For the business executives of today, being able to communicate through a camera is an essential skill.

Video is powerful. It’s immediate. And it’s never been easier to leverage video across the corporate landscape to reach both internal and external audiences.

Cameras are no longer confined to studios or designated videoconference rooms; they’re on our phones, our laptops, and our tablets. We use them to communicate with our family and friends, and more and more often, with our coworkers or customers. Video has become as ubiquitous in the workplace as Excel spreadsheets and leftover birthday cake. A face-to-face meeting with a client or a potential new hire on the other side of the world may require only a video chat app and a strong Wi-Fi network.

That said, speaking to a camera is not like speaking to a roomful of people you can actually see. Being able to communicate through a camera requires an entirely different skill set—one most people don’t innately possess.

How you show up on camera is important, so what happens if your messenger is about as dynamic on camera as a ham sandwich? I bet you can guess.

More and more companies are forgoing the “professional spokesperson/actor” and are instead opting to put their “real” employees on camera. Customers, employees, and just about anyone watching a company’s videos want to hear from the decision makers, the doers, the C-suite executives—and more and more often, that means people speaking on camera who have had no prior experience or training in doing so.

To me, that’s unequivocally unfair.

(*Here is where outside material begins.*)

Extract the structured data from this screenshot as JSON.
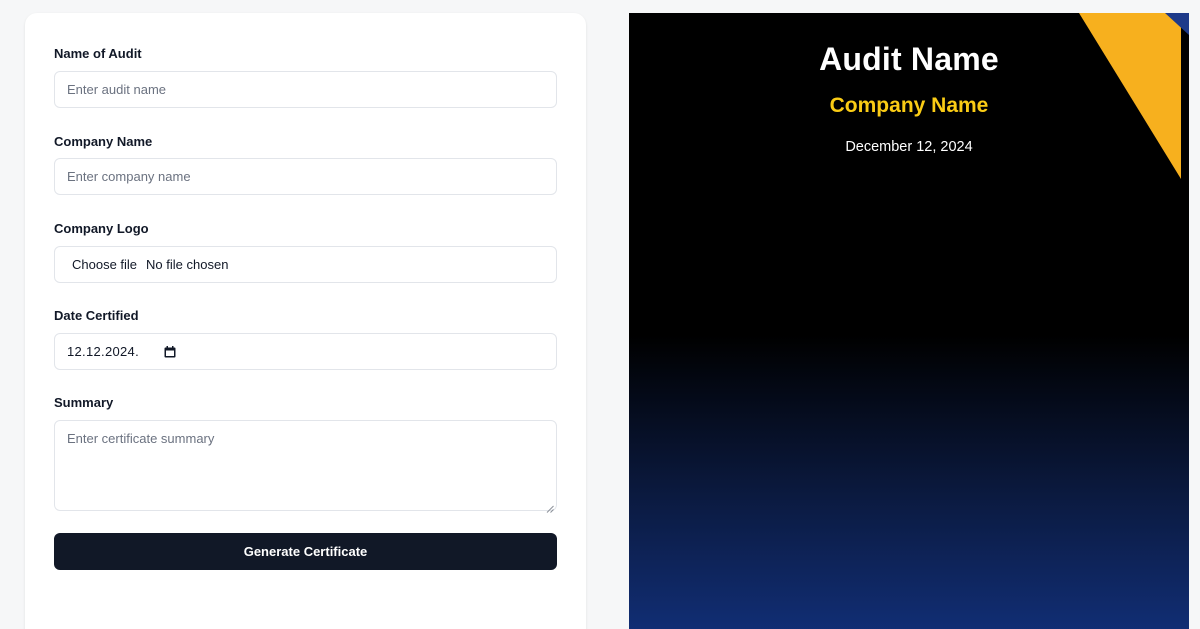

I have spent more than 20 years honing my skills in front of the camera and have discovered what works and what doesn’t, often through trial and error. I was awful on camera initially, but I learned my craft and eventually became a well-respected, award-winning journalist and anchor.

Today’s corporate execs don’t have that kind of luxury. The only training most get is a quick reminder to smile right before the red light goes on.

That’s a shame, because your on-camera presence—what you say, how you say it, and how you look—is a direct reflection on you, your company, and your brand:

  • Speaking in front of the camera is not the same as speaking to people in-person. How must you tailor your on-camera presentation differently?
  • What should you wear and what should you NOT wear on camera?
  • How loudly is your body language speaking and do you even know (or like) what it is saying?
  • How do you know if your message is being seen and heard as intended?

Clearly, having a positive on-camera presence is a requisite for today’s business leaders and up-and-coming professionals.

How well prepared are you? Members of your team? Often, you find out that you are not . . . at the worst possible time.

If you found this information valuable, check out my book, On-Camera Coach: Tools and Techniques for Business Professionals in a Video-Driven World, from Wiley Publishing. On-Camera Coach aims to take the mystery out of communicating through the camera and provides specific tips and techniques that can make your message sing—and you, the messenger, feel confident in a job well done.